While authorities in Uganda have restored internet connectivity five days after it was shut down across the country ahead of the general elections, digital rights organisation NetBlocks estimates the cost of the downtime to digital services (including mobile money) could be in the region of US$9-million.
The internet was restored 18 January after President Yoweri Museveni was declared winner in the polls, an outcome disputed by Museveni’s main opponent Bobi Wine who claims the process was rigged.
Government spokesperson Ofwono Opondo announced that the unprecedented internet shutdown imposed on 13 January, reportedly for alleged national security reasons, had been lifted, but warned of further shutdowns should there be protests.
Opondo said social media platforms were still under review and that a decision would soon be made to restore them depending on the security situation.
“We are waiting to see what happens now that internet connectivity has been restored.
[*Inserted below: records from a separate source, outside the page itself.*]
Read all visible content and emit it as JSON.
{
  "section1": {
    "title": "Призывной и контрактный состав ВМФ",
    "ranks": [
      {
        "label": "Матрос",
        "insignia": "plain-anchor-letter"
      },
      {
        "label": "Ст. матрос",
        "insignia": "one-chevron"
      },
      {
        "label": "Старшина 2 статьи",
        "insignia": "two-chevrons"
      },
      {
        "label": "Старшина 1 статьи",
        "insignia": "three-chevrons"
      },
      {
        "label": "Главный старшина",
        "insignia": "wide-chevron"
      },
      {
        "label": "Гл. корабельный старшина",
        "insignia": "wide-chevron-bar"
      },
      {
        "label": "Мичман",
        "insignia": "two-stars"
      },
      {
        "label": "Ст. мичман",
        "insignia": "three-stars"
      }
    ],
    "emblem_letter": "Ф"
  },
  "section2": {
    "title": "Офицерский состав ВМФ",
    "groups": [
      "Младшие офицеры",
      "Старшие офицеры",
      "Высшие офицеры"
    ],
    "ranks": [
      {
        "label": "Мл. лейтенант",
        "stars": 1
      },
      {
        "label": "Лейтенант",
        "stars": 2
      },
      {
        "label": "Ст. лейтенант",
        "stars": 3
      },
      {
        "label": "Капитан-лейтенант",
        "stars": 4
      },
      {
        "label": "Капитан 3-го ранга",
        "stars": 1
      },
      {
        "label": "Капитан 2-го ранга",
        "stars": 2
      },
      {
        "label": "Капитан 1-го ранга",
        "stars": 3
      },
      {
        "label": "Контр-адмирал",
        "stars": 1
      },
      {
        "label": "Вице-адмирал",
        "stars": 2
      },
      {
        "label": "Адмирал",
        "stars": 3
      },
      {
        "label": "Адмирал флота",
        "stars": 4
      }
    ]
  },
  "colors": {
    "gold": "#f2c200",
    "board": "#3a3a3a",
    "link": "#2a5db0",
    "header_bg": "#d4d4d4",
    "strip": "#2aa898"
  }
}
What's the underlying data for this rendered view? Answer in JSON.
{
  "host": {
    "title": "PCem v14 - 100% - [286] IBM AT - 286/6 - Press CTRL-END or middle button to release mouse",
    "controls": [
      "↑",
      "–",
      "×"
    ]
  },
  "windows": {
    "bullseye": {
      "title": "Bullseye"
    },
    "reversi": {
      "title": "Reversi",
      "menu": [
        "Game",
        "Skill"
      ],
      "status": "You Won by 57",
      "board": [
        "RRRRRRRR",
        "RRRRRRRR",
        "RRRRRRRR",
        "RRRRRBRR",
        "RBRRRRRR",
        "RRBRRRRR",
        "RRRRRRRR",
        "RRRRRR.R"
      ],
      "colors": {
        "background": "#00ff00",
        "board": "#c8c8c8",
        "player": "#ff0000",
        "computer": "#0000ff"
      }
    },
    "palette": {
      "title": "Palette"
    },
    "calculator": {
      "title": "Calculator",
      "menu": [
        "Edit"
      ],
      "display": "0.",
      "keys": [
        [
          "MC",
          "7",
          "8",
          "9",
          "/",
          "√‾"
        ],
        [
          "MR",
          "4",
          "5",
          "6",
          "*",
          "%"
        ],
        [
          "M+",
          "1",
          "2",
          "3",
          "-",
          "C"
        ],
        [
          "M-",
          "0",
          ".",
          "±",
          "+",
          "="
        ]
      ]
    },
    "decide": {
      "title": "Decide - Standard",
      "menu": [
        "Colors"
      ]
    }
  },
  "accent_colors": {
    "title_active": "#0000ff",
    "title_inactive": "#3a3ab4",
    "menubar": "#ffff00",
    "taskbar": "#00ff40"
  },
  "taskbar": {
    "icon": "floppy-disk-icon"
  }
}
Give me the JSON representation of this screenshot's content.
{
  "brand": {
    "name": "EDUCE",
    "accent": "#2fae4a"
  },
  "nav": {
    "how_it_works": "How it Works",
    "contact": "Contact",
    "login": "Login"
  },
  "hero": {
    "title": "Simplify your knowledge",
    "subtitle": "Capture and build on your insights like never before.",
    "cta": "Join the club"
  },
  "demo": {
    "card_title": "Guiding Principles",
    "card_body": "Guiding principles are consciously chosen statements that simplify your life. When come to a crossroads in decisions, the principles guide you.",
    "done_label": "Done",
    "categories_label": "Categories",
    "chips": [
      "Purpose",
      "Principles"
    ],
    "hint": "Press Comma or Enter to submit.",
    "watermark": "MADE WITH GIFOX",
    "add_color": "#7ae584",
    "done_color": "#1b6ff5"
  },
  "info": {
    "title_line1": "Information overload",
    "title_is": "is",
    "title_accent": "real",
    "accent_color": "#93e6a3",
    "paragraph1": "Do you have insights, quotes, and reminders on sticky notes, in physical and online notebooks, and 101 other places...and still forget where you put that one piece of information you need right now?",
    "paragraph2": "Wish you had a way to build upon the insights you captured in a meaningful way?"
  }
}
But we advise internet users, especially those from the opposition, not to use it to promote hate messages and intimidation,” Opondo said.
Millions of internet users had been unable to send e-mails and use social media platforms.
Museveni accused social media platforms of being biased and arrogant.
He was angered by Facebook’s decision to remove accounts linked to the ruling party after its investigations found that they had been involved in a coordinated operation to maliciously target opposition members.
NetBlocks, a digital rights organisation that tracks internet shutdowns, said network data showed a rise in connectivity in the country to 37%, but that core infrastructure, regulatory and government were still switched off.
Alph Toker, CEO of NetBlocks was quoted by AFP news agency saying, “This suggests that Uganda’s election shutdown or at least the procedure under which it was implemented, was planned sometime in advance. This has been one of the more orderly nation-scale network blackouts we’ve tracked.”